With the latter, they only need to guess what it could be, for example your mum’s name, and when they key in the first letters, if their guess is good, autocorrect will offer them the rest of the letters. Whereas it may make typing on our gadgets easier and faster, it may also get a cheating partner caught just as fast.
Medical test kits
A DNA specialist, working with a private hospital and who runs his own practice along Biashara Street, is often contracted by agencies such as LY. Speaking anonymously, he says of all paternity test requests he has received from investigative agencies, 80 per cent turn out to show that the client’s spouse cheated. He tells of how much technology has evolved.
“For those willing to go an extra mile, there is a sophisticated test kit that tests for semen to tell if the wife has been with any other man. Even if the other man has had a vasectomy, the results come back positive, as it tests for semen rather than sperms.
The test is valid even after a few washes of the undergarment,” says the doctor. All these hi-tech developments may help you spy on your partner by tapping calls, messages, photos and pretty much any audio or visual file on their phone, but they may also get you into legal trouble.
Evelyn Muthoni, a lawyer who works with the Office of the Director of Public Prosecutions says there might be a grey area when it comes to spying on your spouse in relation to the law, but one can be sued for breach of privacy.
“It may not be a criminal offense, but you can be sentenced to jail for a minimum of three years,” explains the lawyer. It is quite clear that ways to catch an adulterer are getting sophisticated by the day, a number of which can be seen in the American reality television show Cheaters that was launched in the year 2000.

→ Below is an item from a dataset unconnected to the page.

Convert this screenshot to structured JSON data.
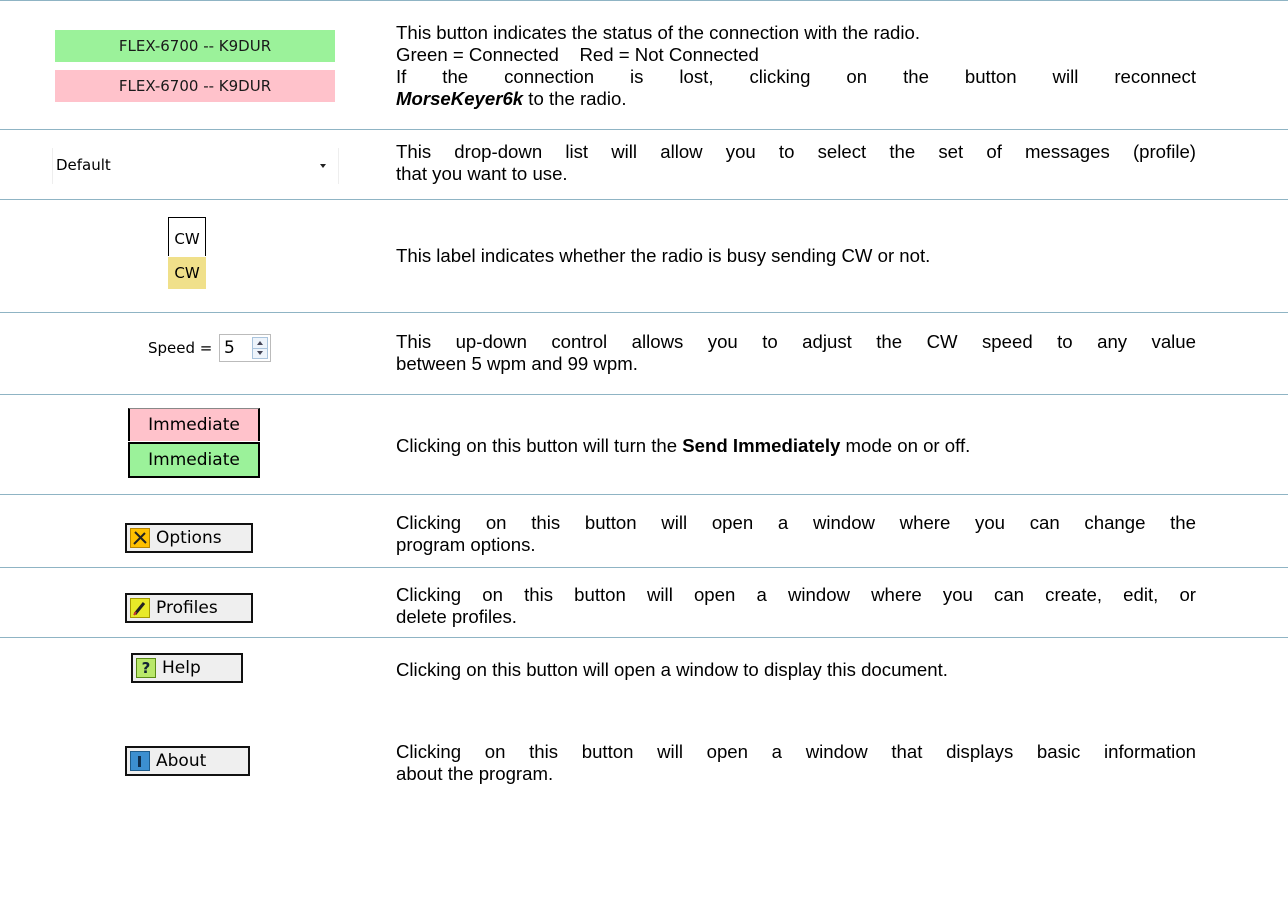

How far an individual is willing to go, is a matter of personal preference, and the amount of money they are willing to invest to uncover the truth regarding their love life.